* **THE TASK**: Across the listing below, how many lines include the string "icon"? Reply with the number alone.

* **TASK INPUTS**:
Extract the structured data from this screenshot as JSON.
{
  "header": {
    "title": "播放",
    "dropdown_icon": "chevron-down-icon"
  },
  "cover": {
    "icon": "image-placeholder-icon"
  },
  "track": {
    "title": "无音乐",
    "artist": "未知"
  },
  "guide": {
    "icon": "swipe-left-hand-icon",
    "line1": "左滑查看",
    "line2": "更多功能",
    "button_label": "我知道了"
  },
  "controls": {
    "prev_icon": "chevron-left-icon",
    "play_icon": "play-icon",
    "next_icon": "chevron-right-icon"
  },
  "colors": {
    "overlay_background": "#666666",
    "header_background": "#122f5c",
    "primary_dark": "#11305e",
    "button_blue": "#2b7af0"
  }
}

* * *

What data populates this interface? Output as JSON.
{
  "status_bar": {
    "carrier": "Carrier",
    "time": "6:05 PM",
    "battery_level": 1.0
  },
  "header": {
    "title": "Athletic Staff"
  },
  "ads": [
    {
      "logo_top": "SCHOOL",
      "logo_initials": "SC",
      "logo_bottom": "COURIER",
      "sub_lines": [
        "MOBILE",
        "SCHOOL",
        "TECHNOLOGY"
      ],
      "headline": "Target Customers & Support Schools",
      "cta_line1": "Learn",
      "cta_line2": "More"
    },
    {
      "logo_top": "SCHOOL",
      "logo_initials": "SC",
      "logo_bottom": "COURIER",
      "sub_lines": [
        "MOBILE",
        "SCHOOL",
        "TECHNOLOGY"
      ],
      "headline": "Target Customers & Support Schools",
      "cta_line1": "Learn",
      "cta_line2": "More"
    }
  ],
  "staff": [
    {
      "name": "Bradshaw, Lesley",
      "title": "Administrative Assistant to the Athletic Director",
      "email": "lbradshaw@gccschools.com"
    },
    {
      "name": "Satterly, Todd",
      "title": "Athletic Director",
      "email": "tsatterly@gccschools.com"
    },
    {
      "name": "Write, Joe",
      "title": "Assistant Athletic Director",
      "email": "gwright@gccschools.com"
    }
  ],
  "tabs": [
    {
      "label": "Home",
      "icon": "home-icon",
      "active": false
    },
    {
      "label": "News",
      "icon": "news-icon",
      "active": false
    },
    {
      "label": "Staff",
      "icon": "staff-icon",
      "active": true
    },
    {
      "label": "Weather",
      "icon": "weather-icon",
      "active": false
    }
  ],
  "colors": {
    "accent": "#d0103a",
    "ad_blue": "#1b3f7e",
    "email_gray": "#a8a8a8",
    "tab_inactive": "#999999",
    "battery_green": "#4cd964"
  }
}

* **TASK OUTPUT**: 10